"When we select a store location, we desire someplace that allows our upper-demographic client to feel a certain level of reputability," Bassoff concedes. "But we also, like any other store, need traffic, just numbers, to get people through the door. So we decided upon Aventura for its delivery of an affluent consumer in high numbers."
Bassoff insists he's speaking only of class as defined by manners, not as a euphemism for race. "Our very busiest store, in terms of revenue and number of sales, is at the Lenox Square Mall in Atlanta, which, I don't have to tell you, is a very diversified ethnic area," Bassoff says. "People can be extremely sweet or outlandishly demanding anywhere. I just moderated a situation where a woman who felt slighted wanted the offending associate to meet with her, me, and the entire staff of the store and to offer her a public apology. Then she wanted the associate fired in front of everyone. We always try to please our customers, but ... we didn't do that."
Cindy Barshop, owner of Manhattan's Completely Bare Spa, did an intuitive type of market research when deciding where to open her first Florida salon, which heretofore has had only a few satellites in the five boroughs and Scarsdale. "I looked around on Ocean Drive in Miami Beach," she says, "and I thought, The only people who'd come to a spa here are just waiting to pose for a magazine cover, not my clientele at all."
"I'm not South Beach; I'm Palm Beach, I realized," continues Barshop, seated on a white recamier in the foyer of the new spa, which opened May 15. Indeed the salon on South County Road just over the bridge from mainland Palm Beach fits seamlessly into a row of understated boutiques that whisper rather than scream money. Barshop is very much a product of her low-key service, which headlines the hair removal department but includes laser skin resurfacing and conventional facials. A tawny 38-year-old with a shiny brunet mane and amber eyes, Barshop is a no-nonsense entrepreneur who leaves client-pampering to aesthetician Lisa Ciampa, a sun-drenched Boston blond with a charming Chaucerian gap between her gleaming white teeth. This pair is so much more individualistic and striking than their silicloned South Beach sisters. Ciampa lights scented candles and plays Enya-esque tunes in the all-white room where she works on her clients, but her own iPod is cranked to the Allman Brothers' Seven Turns.

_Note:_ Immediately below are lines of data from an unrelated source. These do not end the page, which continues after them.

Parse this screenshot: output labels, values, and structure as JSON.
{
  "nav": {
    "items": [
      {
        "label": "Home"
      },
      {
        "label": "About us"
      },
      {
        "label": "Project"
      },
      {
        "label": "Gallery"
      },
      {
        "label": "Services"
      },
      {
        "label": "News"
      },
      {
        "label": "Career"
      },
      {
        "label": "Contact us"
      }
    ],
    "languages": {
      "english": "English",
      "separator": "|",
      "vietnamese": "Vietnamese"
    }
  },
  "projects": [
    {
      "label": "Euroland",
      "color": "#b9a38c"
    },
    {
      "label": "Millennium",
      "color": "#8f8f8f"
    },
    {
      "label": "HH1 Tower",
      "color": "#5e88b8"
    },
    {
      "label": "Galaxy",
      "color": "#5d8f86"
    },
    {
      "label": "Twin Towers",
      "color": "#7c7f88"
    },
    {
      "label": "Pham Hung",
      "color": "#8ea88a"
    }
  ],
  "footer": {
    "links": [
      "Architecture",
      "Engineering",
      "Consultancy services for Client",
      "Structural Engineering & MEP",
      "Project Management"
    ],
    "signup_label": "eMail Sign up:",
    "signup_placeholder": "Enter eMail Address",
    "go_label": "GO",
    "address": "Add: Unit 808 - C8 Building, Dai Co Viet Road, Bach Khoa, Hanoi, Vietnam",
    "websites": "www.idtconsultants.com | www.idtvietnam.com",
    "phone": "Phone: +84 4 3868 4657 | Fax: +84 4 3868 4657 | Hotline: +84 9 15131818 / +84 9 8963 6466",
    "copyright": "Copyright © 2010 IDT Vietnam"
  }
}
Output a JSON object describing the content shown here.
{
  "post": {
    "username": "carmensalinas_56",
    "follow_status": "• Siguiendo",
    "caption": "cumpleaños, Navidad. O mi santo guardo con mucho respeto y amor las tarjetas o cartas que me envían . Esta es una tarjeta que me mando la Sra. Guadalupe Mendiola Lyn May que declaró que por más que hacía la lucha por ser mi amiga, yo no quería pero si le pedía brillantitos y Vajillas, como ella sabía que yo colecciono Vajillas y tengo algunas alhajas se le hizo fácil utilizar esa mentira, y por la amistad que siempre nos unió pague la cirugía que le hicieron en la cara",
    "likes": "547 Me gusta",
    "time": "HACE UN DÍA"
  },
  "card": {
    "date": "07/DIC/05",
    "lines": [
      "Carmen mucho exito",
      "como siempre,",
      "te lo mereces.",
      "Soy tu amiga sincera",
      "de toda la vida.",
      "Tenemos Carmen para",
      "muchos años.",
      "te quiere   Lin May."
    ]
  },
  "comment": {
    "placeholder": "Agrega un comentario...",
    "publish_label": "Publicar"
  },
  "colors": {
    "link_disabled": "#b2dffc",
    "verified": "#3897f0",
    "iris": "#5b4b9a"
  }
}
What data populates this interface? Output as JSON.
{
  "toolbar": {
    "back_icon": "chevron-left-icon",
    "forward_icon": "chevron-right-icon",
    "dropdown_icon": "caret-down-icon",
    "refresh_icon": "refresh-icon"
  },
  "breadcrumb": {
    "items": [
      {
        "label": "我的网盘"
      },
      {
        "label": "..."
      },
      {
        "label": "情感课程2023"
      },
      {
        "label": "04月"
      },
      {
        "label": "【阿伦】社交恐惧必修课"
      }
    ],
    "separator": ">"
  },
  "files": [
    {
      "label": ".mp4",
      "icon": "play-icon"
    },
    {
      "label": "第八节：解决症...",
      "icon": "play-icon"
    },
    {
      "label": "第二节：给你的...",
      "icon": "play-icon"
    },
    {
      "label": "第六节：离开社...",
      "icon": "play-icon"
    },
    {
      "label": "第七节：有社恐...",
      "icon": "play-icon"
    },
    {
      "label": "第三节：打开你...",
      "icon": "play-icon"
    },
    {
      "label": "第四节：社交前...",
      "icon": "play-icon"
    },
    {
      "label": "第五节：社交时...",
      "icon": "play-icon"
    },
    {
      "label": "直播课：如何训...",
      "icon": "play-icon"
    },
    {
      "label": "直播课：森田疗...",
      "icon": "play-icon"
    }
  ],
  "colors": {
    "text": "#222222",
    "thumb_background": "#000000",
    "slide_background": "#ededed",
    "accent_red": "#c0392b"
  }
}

The Bitch beamed at Ciampa when she noted the hound's aversion to the sun: "Wow, I can really tell you use your sunblock!"